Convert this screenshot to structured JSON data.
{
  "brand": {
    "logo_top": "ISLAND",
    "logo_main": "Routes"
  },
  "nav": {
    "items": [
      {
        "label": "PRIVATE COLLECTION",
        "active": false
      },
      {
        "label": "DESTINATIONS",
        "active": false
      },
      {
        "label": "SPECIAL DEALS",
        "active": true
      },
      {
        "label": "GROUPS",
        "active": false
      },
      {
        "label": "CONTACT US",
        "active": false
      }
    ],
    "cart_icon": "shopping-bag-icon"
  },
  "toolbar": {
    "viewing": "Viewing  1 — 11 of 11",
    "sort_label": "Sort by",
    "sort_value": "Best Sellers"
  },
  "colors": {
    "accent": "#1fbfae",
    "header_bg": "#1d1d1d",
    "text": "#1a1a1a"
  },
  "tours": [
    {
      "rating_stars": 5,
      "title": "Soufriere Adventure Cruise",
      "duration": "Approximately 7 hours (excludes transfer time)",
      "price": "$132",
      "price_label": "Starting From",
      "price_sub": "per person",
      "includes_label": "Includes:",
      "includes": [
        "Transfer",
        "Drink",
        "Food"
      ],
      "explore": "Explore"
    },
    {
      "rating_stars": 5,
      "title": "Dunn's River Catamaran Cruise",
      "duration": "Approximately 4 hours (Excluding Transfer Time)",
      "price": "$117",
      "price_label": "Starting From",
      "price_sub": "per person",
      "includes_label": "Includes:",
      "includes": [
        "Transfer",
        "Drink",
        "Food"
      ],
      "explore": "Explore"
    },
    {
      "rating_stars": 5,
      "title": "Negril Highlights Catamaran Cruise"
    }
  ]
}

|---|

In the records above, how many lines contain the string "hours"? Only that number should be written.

2